Bridging the Gap Between Responsive Web Design and Data Visualization
Responsive data visualization takes over at the point where responsive web design leaves off. Developers can use the same processes to create apps that are going to respond to the size and complexity of data automatically. Tools like Bootstrap and Viewbox are used by developers to create reusable code that will then automatically connect specific data sets. As datasets change, data visualization will also change so will data analysis.
Responsive data visualization is not about the specific technology being used, though. It’s more about the principles and creativity of the developer in charge of putting it together. One of the main goals for businesses is to have data presented in a professional format across all devices. Some of those flashy designs that look amazing on a computer are going to look like garbage on a mobile device. It’s important to find a balance. Always remember that the most important goal is to present data in a format that is easily digestible across all devices. This is known as mobile data visualization.
The reason we use responsive web design as a comparison here is that the principles used are almost identical. We’re trying to present the same data in the same format across a multitude of devices.
Data Strategies Must be Evolved to Responsive Workflows
Responsive data visualization uses most of the same principles as responsive web design, so when these principles are applied, data must look as if it is designed specifically for the device being used. With that being said, a business looking to transform their responsive design to data will need to change their data perception. Data strategies must be developed to encompass this new mindset. That will include finding new methods of gathering raw data and then formulating some new business intelligence practices to ensure that it’s being funneled into the system in a way that allows for the creation of responsive data visualization. Five important factors must be considered.
#1: Know the Audience
Cookie-cutter methods will not work here since all businesses will depend on different metrics. Creating great visuals always starts with a deep understanding of what it is that needs to be said. Understand your target market so that you know exactly what type of data you need to gather.
#2: Define a Methodology
Once you understand the target market, it’s time to hammer out a process to use in the design of your responsive data visualization system. Only by defining a specific methodology and following through with it, will you be able to ensure that all visuals are met with consistent quality.
#3: Create a Dashboard
Determine which of the three types of dashboards that you will use in your system.
- Strategic This presents key insights in a minimally interactive manner, delivering a high-quality view of the answer to specific questions.
- Analytical Unlike strategic dashboards, this one is highly interactive to provide contextual views.
- Operational This dashboard is updated more frequently and monitors all process concerns that have to do with the overall operation of a business.
#4: Create a Data Profile
There are a ton of visual features that can be used in responsive data visualization, and each one offers benefits to specific types of data.
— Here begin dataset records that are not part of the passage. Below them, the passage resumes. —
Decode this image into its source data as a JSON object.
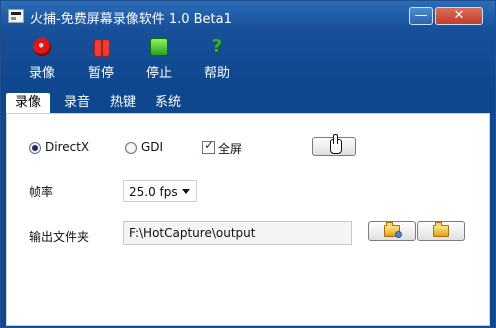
{
  "window": {
    "title": "火捕-免费屏幕录像软件 1.0 Beta1",
    "minimize_glyph": "—",
    "close_glyph": "✕"
  },
  "toolbar": {
    "items": [
      {
        "label": "录像",
        "icon": "record-icon"
      },
      {
        "label": "暂停",
        "icon": "pause-icon"
      },
      {
        "label": "停止",
        "icon": "stop-icon"
      },
      {
        "label": "帮助",
        "icon": "help-icon"
      }
    ]
  },
  "tabs": [
    "录像",
    "录音",
    "热键",
    "系统"
  ],
  "capture": {
    "directx_label": "DirectX",
    "gdi_label": "GDI",
    "fullscreen_label": "全屏",
    "fps_label": "帧率",
    "fps_value": "25.0 fps",
    "output_label": "输出文件夹",
    "output_path": "F:\\HotCapture\\output",
    "help_glyph": "?"
  }
}
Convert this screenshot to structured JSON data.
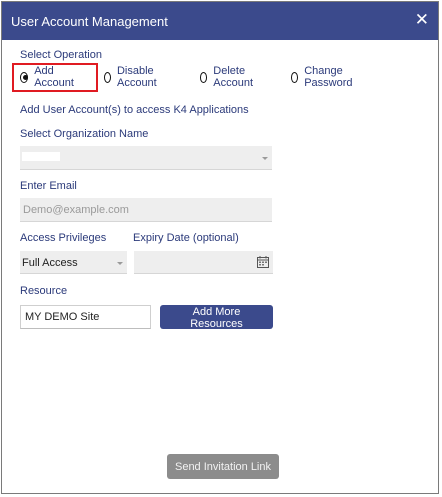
{
  "window": {
    "title": "User Account Management",
    "close_glyph": "✕"
  },
  "operation": {
    "label": "Select Operation",
    "options": [
      {
        "label": "Add Account",
        "checked": true
      },
      {
        "label": "Disable Account",
        "checked": false
      },
      {
        "label": "Delete Account",
        "checked": false
      },
      {
        "label": "Change Password",
        "checked": false
      }
    ]
  },
  "description": "Add User Account(s) to access K4 Applications",
  "organization": {
    "label": "Select Organization Name",
    "value": ""
  },
  "email": {
    "label": "Enter Email",
    "placeholder": "Demo@example.com",
    "value": ""
  },
  "access": {
    "label": "Access Privileges",
    "value": "Full Access"
  },
  "expiry": {
    "label": "Expiry Date (optional)",
    "value": ""
  },
  "resource": {
    "label": "Resource",
    "value": "MY DEMO Site",
    "add_button": "Add More Resources"
  },
  "footer": {
    "send_button": "Send Invitation Link"
  },
  "colors": {
    "header": "#3b4a8c",
    "label": "#2b3a7a",
    "highlight": "#e01b22",
    "disabled": "#8c8c8c"
  },
  "icons": {
    "calendar": "calendar-icon",
    "close": "close-icon",
    "dropdown": "chevron-down-icon"
  }
}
So this phase requires you to create either an ordinal (ex: bronze, gold, platinum), categorical (ex: Low, Middle, or High Income), or quantitative (ex: $2 million profit, $5 million profit, $10 million profit) data profile.
#5: Design Iteratively
Don’t wait to start visualizing data. Start designing some of the concepts immediately and then revise it as needed. Many businesses will spend so much time analyzing their options that they miss out on valuable opportunities. There is no better time to start than right now.
Data visualization web design is where it all begins, but you will have to expand those concepts to your overall data strategy. The overall goal should be to use responsive data visualization to provide better data analysis and a clearer insight for the audience. Data should be easy to understand no matter what device it’s being viewed on.
– Research Optimus